After months of media blockade, journalists were finally able to access Yemen again between March and May this year. At present, members of the media are officially allowed to travel on the UN flights. But how many more times journalists will be refused entry remains unknown. Not all crews will have the resources to make alternative arrangements to enter Yemen.

The New Statesman interviewed one French documentary producer who has reported from Yemen twice but who has not been able to access the country since 2015, despite multiple attempts.

Upon each refusal, the Saudi-led coalition told the journalist, “to take commercial flights – which didn’t exist…” he explained, requesting anonymity. “Saudi Arabia and its coalition are doing everything they can to discourage journalists as well as organisations like Human Rights Watch and Amnesty International.”

He said that blocking media access was part of the Saudi-led coalition’s strategy to “bring [Yemen] to its knees in an atmosphere of silence and indifference.”

Access is not the only problem. Reporting in Yemen carries great risks. The British Foreign Office warns of a “very high threat of kidnap and unlawful detention from militia groups, armed tribes, criminals and terrorists”. It specifically mentions journalists as a group that could be targeted.
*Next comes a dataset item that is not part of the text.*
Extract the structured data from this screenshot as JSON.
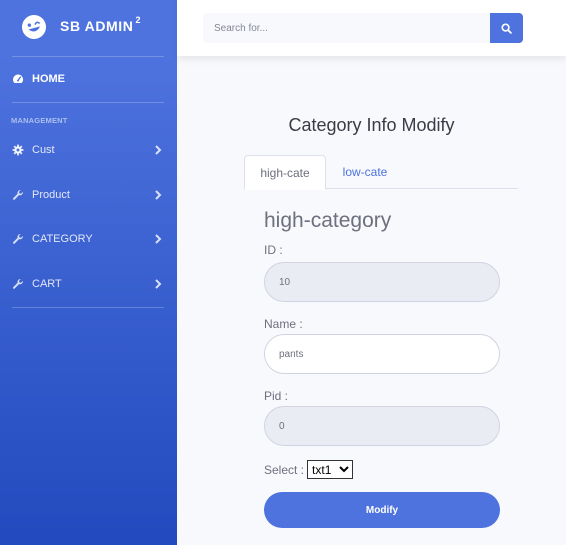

Editors are increasingly nervous about sending journalists into war zones where kidnap is a significant danger. The editorial green light for arranging assignments to Yemen is – understandably – ever harder to obtain.

Although they are willing to work with recognised press teams, the Houthis and Saleh loyalists have also been known to be suspicious of journalists.

“Even before the Saudis banned access to Yemen, it is important to remember that Yemen is one of the most difficult countries for journalists to access,” added the anonymous journalist.

The amount of press attention dedicated to Yemen simply does not reflect the extent of country’s suffering and political turmoil. Journalists’ rights groups, international organisations and governments need to step up pressure on Saudi Arabia to ease media access to the country.

The coalition last month proposed that the UN take control of Sana’a airport, which it refused. Whoever runs it, the hub must be opened, so that journalists can get in, and Yemenis desperately needing medical treatment abroad can get out.

Failing this, coupled with the extreme risks and costs of reporting, the world will never see the graves of 10,000 people. Yemenis will continue to die starving and invisible, in destroyed homes.